Free market forces have given Canadians the ability to summon meals or cars at the touch of a button and demand a million dollars for an urban bungalow; but, as frustrated parents know all too well, the same forces haven’t solved the problem of finding childcare.
The Canadian daycare market has a well-established surplus of demand, resulting in anxiety-inducing waitlists — joined as early as the day a couple learns they’re expecting — and monthly fees that can amount to more than a mortgage payment.
“It’s worse than finding a house or looking for an apartment, it’s just insanity,” said Anjali Lowe, a civil servant in Ottawa.
Lowe started to worry after nine months of silence from the dozen daycares where she applied through the city’s centralized waitlist system.
With her maternity leave ticking down, Lowe widened her search and found a promising home-based daycare, only to lose the position after asking for a police check. She also considered a private daycare that was just adding spots, even though it would add 45 minutes to her commute and cost $2,500 a month.
She finally managed to find a space — across the provincial border in Gatineau, Que., that worked as long as she made a temporary office change.
Lowe is among thousands of parents searching for childcare spaces every year when there aren’t enough to go around.
In 2016, there was room for 28.7 per cent of all Canadian newborns to five year olds in regulated centres, according to a report by the Childcare Resource and Research Unit, a group promoting a universal, publicly funded childcare system.
In Toronto, one of the country’s most expensive daycare markets, a 2016 city-commissioned study found demand for licensed spaces outstripped supply by 4,069 spots, or about eight per cent of total demand.
This, in a city where the median cost for childcare is $1,758 a month for children under 18 months, according to the Canadian Centre for Policy Alternatives.
WATCH: ‘Our pockets are being squeezed’: An Ontario family’s daycare increased its cost several hundred dollars a month after minimum wage went up earlier this year.
Economic theory supposes that in a competitive market, such a surge of demand inflates prices to a point where there is incentive for innovation and more providers to come on board. That, in turn, is supposed to increase supply until the quantity demanded equals the quantity supplied, resulting in market equilibrium.
But daycare is no ordinary market. Childcare providers say a host of barriers — including strict regulations and tight profit margins — combine to pressure supply and make meeting that demand an expensive challenge.
One of the biggest hurdles is finding rental space for a daycare, said Abi Paul, who opened Chapter1 Daycare in Calgary in 2015.
Some building owners don’t want to rent to daycares because of the renovations required, while operators who do find space have to pay rents charged to big conglomerates who might otherwise occupy the space, he said.

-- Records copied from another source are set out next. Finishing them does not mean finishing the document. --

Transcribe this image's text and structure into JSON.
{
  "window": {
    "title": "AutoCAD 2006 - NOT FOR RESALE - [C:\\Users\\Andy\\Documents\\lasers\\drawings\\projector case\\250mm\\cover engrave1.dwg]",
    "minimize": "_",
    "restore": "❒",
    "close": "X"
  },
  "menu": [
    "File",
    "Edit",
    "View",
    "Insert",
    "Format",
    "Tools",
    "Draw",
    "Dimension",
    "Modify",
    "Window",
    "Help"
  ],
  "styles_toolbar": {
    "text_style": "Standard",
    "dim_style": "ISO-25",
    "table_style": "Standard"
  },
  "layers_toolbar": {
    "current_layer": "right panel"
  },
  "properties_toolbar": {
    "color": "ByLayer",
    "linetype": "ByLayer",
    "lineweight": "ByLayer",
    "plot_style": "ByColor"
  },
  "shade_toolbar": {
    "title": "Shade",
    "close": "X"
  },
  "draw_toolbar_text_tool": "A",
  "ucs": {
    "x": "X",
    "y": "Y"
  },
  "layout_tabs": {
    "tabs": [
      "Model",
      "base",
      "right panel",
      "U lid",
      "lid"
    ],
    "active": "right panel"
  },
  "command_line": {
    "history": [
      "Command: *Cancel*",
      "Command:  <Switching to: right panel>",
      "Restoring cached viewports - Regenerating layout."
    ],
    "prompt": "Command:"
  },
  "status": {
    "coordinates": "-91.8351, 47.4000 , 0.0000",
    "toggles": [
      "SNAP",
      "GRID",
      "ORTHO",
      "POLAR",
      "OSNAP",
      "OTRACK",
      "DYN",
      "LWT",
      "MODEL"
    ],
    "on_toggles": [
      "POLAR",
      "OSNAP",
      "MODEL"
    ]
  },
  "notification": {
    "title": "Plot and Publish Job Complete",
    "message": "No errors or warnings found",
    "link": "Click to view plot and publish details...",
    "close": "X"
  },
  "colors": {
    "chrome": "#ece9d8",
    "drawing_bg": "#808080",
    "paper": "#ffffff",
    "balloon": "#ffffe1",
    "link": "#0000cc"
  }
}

“They’re paying the kind of rent that Tim Hortons or Starbucks or any other major tenant would be expected to pay.”
The time and effort to renovate a space and get all of the inspections and approvals completed also adds to the challenge and costs. It takes well over a year to open a space, he said.
Once the space is opened, because the business involves the delicate task of taking care of people’s children, there are also numerous regulations, including strict child-to-supervisor ratios that make it difficult to have flexibility in the business when other costs go up, said Paul.
“You cannot reduce hours, you cannot lay off staff because of the ratio requirements, so the only avenue you have is raise fees.”
Daycare does generally follow market principles, suggests Michael Krashinsky, an economist at the University of Toronto, but the cost of running a daycare means operators do their best to make sure spots are always filled — one of the reasons for the ubiquitous waitlist.
“It’s not that supply and demand aren’t operating, in fact they are operating, but it means that you don’t tend to get your spot exactly when you want it.”
Use of childcare in Canada shows the variety of ways the market is filling demand. About 31 per cent of parents use a home daycare, 33 per cent opt for daycare centres, and 28 per cent use private care like family or a nanny, according to a 2011 Statistics Canada report.
The real problem with daycare isn’t the market, but with the ability to afford the actual cost of care, said David Blau, an economist at Ohio State University who’s studied the issue.
“Often when people talk about not being able to find daycare, what they really mean is not being able to find daycare at a price that they’re willing and able to pay.”
The question becomes a problem of public policy rather than market principle, said Blau.
“The issue isn’t competition, the issue is just that high quality care is costly to provide…that is definitely a social problem, it’s not a problem caused within daycare market,” he said.
“It’s a problem of whether the government or society wants to ensure people can have access to high quality care at an affordable price.”